Work to complete:
Your answer must be the records, copied with no change.

☆ ☆ ☆ ☆ ☆ ☆ ☆

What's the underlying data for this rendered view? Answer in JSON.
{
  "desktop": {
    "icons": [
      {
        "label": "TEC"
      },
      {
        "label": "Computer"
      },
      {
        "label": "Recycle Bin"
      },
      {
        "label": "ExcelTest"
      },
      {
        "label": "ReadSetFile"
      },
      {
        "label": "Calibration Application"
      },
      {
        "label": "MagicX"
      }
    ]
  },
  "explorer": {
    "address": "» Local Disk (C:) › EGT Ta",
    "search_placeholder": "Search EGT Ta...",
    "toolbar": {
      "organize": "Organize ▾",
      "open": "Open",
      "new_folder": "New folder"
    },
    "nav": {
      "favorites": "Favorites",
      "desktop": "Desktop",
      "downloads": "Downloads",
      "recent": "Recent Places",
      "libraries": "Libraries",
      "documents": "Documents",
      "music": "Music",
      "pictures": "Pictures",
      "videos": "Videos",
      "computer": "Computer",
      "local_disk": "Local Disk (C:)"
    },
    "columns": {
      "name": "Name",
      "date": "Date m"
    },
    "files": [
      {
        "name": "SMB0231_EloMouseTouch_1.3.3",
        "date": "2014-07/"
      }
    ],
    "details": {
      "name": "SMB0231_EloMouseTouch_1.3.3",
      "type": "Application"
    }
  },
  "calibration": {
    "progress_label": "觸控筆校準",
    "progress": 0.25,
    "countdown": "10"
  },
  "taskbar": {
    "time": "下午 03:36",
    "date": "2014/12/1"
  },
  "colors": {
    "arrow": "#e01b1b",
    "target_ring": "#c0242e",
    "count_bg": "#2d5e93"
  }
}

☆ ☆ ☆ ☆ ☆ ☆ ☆

Result of the task:
What's the underlying data for this rendered view? Answer in JSON.
{
  "desktop": {
    "icons": [
      {
        "label": "TEC"
      },
      {
        "label": "Computer"
      },
      {
        "label": "Recycle Bin"
      },
      {
        "label": "ExcelTest"
      },
      {
        "label": "ReadSetFile"
      },
      {
        "label": "Calibration Application"
      },
      {
        "label": "MagicX"
      }
    ]
  },
  "explorer": {
    "address": "» Local Disk (C:) › EGT Ta",
    "search_placeholder": "Search EGT Ta...",
    "toolbar": {
      "organize": "Organize ▾",
      "open": "Open",
      "new_folder": "New folder"
    },
    "nav": {
      "favorites": "Favorites",
      "desktop": "Desktop",
      "downloads": "Downloads",
      "recent": "Recent Places",
      "libraries": "Libraries",
      "documents": "Documents",
      "music": "Music",
      "pictures": "Pictures",
      "videos": "Videos",
      "computer": "Computer",
      "local_disk": "Local Disk (C:)"
    },
    "columns": {
      "name": "Name",
      "date": "Date m"
    },
    "files": [
      {
        "name": "SMB0231_EloMouseTouch_1.3.3",
        "date": "2014-07/"
      }
    ],
    "details": {
      "name": "SMB0231_EloMouseTouch_1.3.3",
      "type": "Application"
    }
  },
  "calibration": {
    "progress_label": "觸控筆校準",
    "progress": 0.25,
    "countdown": "10"
  },
  "taskbar": {
    "time": "下午 03:36",
    "date": "2014/12/1"
  },
  "colors": {
    "arrow": "#e01b1b",
    "target_ring": "#c0242e",
    "count_bg": "#2d5e93"
  }
}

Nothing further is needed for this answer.